Cucumber makes you a better developer by helping you see your code through the eyes of the user.
When we write automated tests either unit or integration tests for our application, we should notice pretty soon that Many test cases use the same configuration which creates duplicate code.
Building objects used in our tests creates duplicates code. Writing assertions creates duplicate code. The first thing that comes to mind is to eliminate the duplicate code. Every piece of knowledge must have a single, unambiguous, authoritative representation within a system. So we get to work and remove the duplicate code by creating a base class or classes which configures our tests and provides useful testing utility methods to its subclasses.
Unfortunately, this is a very naive solution. Keep on reading and I will present three reasons why we should not use inheritance in our tests. The point of inheritance is to take advantage of polymorphic behavior NOT to reuse code, and people miss that, they see inheritance as a cheap way to add behavior to a class.
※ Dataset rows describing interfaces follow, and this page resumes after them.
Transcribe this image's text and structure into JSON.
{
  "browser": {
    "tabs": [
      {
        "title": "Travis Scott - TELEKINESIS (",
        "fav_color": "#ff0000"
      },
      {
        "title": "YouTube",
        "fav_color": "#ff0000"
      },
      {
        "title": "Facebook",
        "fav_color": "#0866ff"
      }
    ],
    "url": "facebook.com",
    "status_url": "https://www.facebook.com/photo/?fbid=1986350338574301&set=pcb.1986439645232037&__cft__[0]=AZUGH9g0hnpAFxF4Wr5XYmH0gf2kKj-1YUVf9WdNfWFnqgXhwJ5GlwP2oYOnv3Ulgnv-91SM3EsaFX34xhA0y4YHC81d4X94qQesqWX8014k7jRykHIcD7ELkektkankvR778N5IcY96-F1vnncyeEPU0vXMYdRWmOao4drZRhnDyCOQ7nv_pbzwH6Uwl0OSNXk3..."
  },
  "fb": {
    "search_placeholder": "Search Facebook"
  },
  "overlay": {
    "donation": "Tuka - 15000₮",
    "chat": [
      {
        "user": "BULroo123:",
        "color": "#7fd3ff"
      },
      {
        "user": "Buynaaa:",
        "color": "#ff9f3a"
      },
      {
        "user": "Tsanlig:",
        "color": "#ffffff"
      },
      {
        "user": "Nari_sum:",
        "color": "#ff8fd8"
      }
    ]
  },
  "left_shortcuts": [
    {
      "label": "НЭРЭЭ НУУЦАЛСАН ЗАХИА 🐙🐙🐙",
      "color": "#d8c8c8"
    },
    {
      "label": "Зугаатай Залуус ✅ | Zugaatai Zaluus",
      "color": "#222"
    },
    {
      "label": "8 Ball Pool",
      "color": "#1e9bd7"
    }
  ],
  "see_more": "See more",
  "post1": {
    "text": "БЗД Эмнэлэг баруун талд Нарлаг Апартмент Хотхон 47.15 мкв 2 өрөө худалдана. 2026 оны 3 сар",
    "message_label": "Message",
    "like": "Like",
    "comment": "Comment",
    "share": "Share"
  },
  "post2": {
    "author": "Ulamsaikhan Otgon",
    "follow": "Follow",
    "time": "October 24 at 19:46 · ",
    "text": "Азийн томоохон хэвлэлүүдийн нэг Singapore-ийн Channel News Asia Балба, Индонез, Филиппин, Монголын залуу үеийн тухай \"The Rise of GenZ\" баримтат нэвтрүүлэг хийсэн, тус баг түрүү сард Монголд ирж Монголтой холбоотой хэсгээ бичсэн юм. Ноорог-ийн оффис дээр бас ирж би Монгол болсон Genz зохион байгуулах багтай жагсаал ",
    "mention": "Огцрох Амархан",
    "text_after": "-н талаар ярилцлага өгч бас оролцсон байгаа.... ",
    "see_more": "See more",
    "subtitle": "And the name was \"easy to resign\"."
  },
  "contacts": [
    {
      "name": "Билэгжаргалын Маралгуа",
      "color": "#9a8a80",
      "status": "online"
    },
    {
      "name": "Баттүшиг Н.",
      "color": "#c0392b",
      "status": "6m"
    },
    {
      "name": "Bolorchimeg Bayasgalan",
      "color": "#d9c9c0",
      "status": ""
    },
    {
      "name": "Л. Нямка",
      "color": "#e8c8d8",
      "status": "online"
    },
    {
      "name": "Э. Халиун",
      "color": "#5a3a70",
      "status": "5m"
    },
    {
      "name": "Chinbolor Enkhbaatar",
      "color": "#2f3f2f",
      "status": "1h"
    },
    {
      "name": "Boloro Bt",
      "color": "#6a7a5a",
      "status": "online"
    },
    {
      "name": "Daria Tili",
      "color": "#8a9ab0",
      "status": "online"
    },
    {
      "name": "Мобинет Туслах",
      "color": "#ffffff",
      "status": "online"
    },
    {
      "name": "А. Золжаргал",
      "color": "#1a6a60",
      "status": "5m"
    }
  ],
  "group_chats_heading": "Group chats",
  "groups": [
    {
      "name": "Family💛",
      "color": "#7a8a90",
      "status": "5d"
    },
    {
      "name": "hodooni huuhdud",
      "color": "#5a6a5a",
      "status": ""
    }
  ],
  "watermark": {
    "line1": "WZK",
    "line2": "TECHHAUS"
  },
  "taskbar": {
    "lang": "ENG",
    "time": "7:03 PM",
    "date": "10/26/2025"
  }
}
When I design code I like to think about options. When I inherit, I reduce my options. I am now sub-class of that class and cannot be a sub-class of something else. I have permanently fixed my construction to that of the superclass, and I am at a mercy of the super-class changing APIs.
My freedom to change is fixed at compile time. Although Misko Hevery was talking about writing testable code, I think that this rule applies to tests as well.
Polymorphism is the provision of a single interface to entities of different types. This is not why we use inheritance in our tests.
We use inheritance because it is an easy way to reuse code or configuration. This makes our tests very hard to read. Our test classes are in the mercy of their superclass esand any change which we make to a such superclass can effect its every subclass.
So, why does this matter? It matters because tests are code too! That is why this rule applies to test code as well. By the way, did you know that the decision to use inheritance in our tests has practical consequences as well?
Inheritance Can Have a Negative Effect to the Performance of Our Test Suite If we use inheritance in our tests, it can have a negative effect to the performance of our test suite.
In order to understand the reason for this, we must understand how JUnit deals with class hierarchies: Before JUnit invokes the tests of a test class, it looks for methods which are annotated with the BeforeClass annotation.
It traverses the whole class hierarchy by using reflection. After it has reached to java. Object, it invokes all methods annotated with the BeforeClass annotation parents first. Before JUnit invokes a method which annotated with the Test annotation, it does the same thing for methods which are annotated with the Before annotation.
After JUnit has executed the test, it looks for method which are annotated with the After annotation, and invokes all found methods.
After all tests of a test class are executed, JUnit traverses the class hierarchy again and looks for methods annotated with the AfterClass annotation and invokes those methods.
In other words, we are wasting CPU time in two ways:For Test Case 1 of Book Order Use Case, you will have a table like that shown in Table 5.
This will be a document that you give to a tester. The tester will follow the directions from columns 2 and 3, and record the results in columns 5, 6, and 7. How to write “good” unit tests?
since the number of possible inputs and results are too large to just test every case, and the methods themselves are often quite longish and can not be easily be refactored without sacrificing performance.
A good unit test doesn't mirror the function it is testing.
|Three Reasons Why We Should Not Use Inheritance In Our Tests||He looks at some approaches that can make writing unit tests easier and more efficient for C programmers. While I can't help conquer the "boring" part, this article will look at approaches that make writing unit tests easier so that you're more inclined to do it.|
|Hello Cucumber Example||This is usually the smallest unit of testing.|
As a greatly simplified example. Test Case Template and Examples Software Engineering – Dr Ghazy Assassa Page 2 of 5. Each unit test method in your JUnit test case file should test a particular small aspect of the behavior of the "class under test." For example, an ArrayIntListTest might have one testing method to see whether elements can be added to the list and then retrieved.
This article shows how to craft good unit tests. It explores the proper structure of unit tests, the code scenarios that unit tests should cover, and the properties of well-written unit tests.
you can write a unit test for it, you can fix the bug, and the bug can never make it to production again because the unit tests will catch it in the. A simple test class will establish the target class test framework, it will verify the presence and correctness of both the build environment, the unit testing environment, the execution environment and the coverage analysis tool, and it will prove that the target class is part of the assembly and that it .